Web page and app entries:

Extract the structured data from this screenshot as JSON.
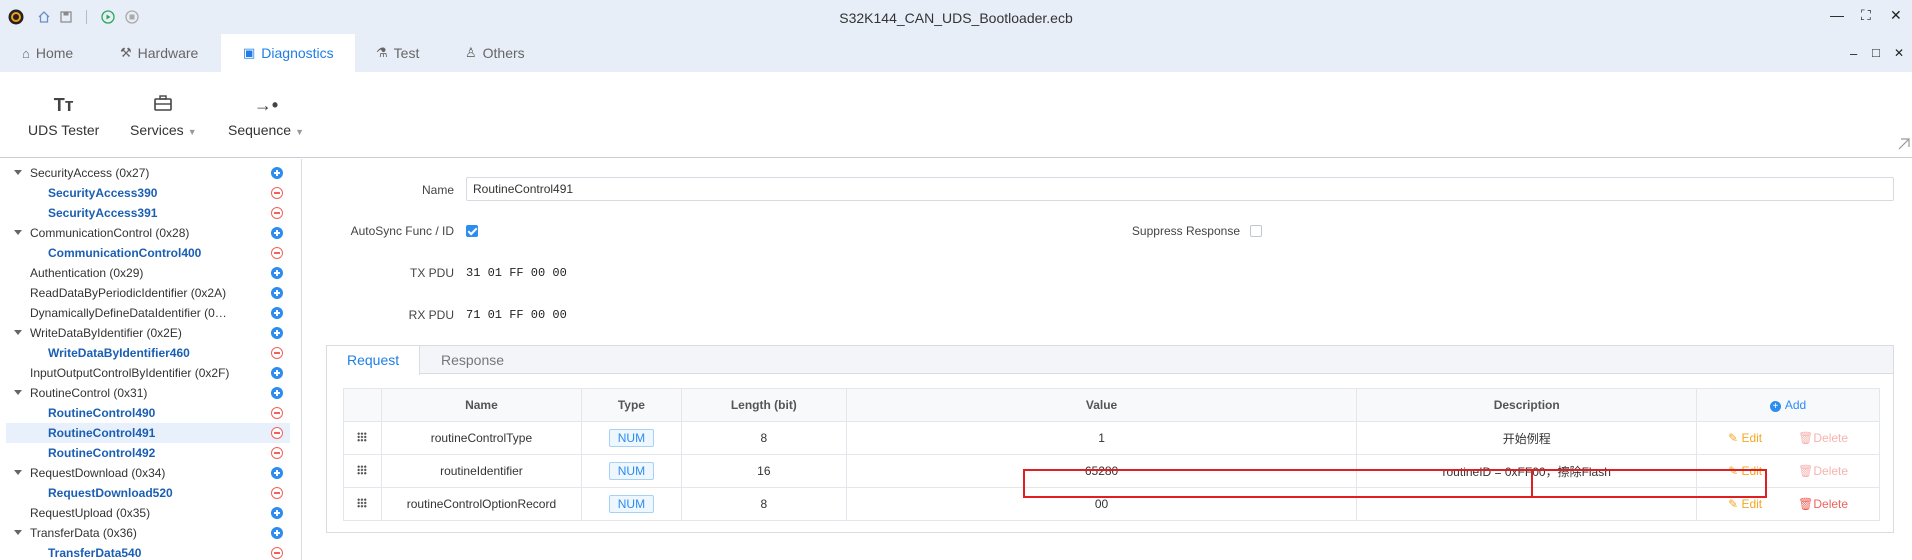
{
  "window": {
    "title": "S32K144_CAN_UDS_Bootloader.ecb",
    "controls": {
      "minimize": "—",
      "maximize": "⛶",
      "close": "✕"
    },
    "inner_controls": {
      "minimize": "–",
      "maximize": "□",
      "close": "✕"
    }
  },
  "menu_tabs": [
    {
      "label": "Home",
      "icon": "home-outline-icon"
    },
    {
      "label": "Hardware",
      "icon": "hammer-icon"
    },
    {
      "label": "Diagnostics",
      "icon": "diagnostics-icon",
      "active": true
    },
    {
      "label": "Test",
      "icon": "flask-icon"
    },
    {
      "label": "Others",
      "icon": "user-icon"
    }
  ],
  "ribbon": {
    "uds_tester": "UDS Tester",
    "services": "Services",
    "sequence": "Sequence"
  },
  "tree": [
    {
      "label": "SecurityAccess (0x27)",
      "level": 0,
      "expanded": true,
      "action": "add"
    },
    {
      "label": "SecurityAccess390",
      "level": 1,
      "action": "remove"
    },
    {
      "label": "SecurityAccess391",
      "level": 1,
      "action": "remove"
    },
    {
      "label": "CommunicationControl (0x28)",
      "level": 0,
      "expanded": true,
      "action": "add"
    },
    {
      "label": "CommunicationControl400",
      "level": 1,
      "action": "remove"
    },
    {
      "label": "Authentication (0x29)",
      "level": 0,
      "action": "add"
    },
    {
      "label": "ReadDataByPeriodicIdentifier (0x2A)",
      "level": 0,
      "action": "add"
    },
    {
      "label": "DynamicallyDefineDataIdentifier (0…",
      "level": 0,
      "action": "add"
    },
    {
      "label": "WriteDataByIdentifier (0x2E)",
      "level": 0,
      "expanded": true,
      "action": "add"
    },
    {
      "label": "WriteDataByIdentifier460",
      "level": 1,
      "action": "remove"
    },
    {
      "label": "InputOutputControlByIdentifier (0x2F)",
      "level": 0,
      "action": "add"
    },
    {
      "label": "RoutineControl (0x31)",
      "level": 0,
      "expanded": true,
      "action": "add"
    },
    {
      "label": "RoutineControl490",
      "level": 1,
      "action": "remove"
    },
    {
      "label": "RoutineControl491",
      "level": 1,
      "action": "remove",
      "selected": true
    },
    {
      "label": "RoutineControl492",
      "level": 1,
      "action": "remove"
    },
    {
      "label": "RequestDownload (0x34)",
      "level": 0,
      "expanded": true,
      "action": "add"
    },
    {
      "label": "RequestDownload520",
      "level": 1,
      "action": "remove"
    },
    {
      "label": "RequestUpload (0x35)",
      "level": 0,
      "action": "add"
    },
    {
      "label": "TransferData (0x36)",
      "level": 0,
      "expanded": true,
      "action": "add"
    },
    {
      "label": "TransferData540",
      "level": 1,
      "action": "remove"
    }
  ],
  "form": {
    "name_label": "Name",
    "name_value": "RoutineControl491",
    "autosync_label": "AutoSync Func / ID",
    "autosync_checked": true,
    "suppress_label": "Suppress Response",
    "suppress_checked": false,
    "tx_label": "TX PDU",
    "tx_value": "31 01 FF 00 00",
    "rx_label": "RX PDU",
    "rx_value": "71 01 FF 00 00"
  },
  "panel": {
    "tabs": [
      "Request",
      "Response"
    ],
    "active_tab": "Request",
    "columns": [
      "Name",
      "Type",
      "Length (bit)",
      "Value",
      "Description"
    ],
    "add_label": "Add",
    "edit_label": "Edit",
    "delete_label": "Delete",
    "rows": [
      {
        "name": "routineControlType",
        "type": "NUM",
        "length": "8",
        "value": "1",
        "description": "开始例程",
        "delete_enabled": false
      },
      {
        "name": "routineIdentifier",
        "type": "NUM",
        "length": "16",
        "value": "65280",
        "description": "routineID = 0xFF00，擦除Flash",
        "delete_enabled": false,
        "highlighted": true
      },
      {
        "name": "routineControlOptionRecord",
        "type": "NUM",
        "length": "8",
        "value": "00",
        "description": "",
        "delete_enabled": true
      }
    ]
  },
  "colors": {
    "accent": "#1e7ee6",
    "highlight_border": "#e02020",
    "delete": "#f0625a",
    "edit": "#f5a623"
  }
}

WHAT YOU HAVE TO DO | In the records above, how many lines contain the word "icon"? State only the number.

ANSWER FOR THIS EXERCISE | 5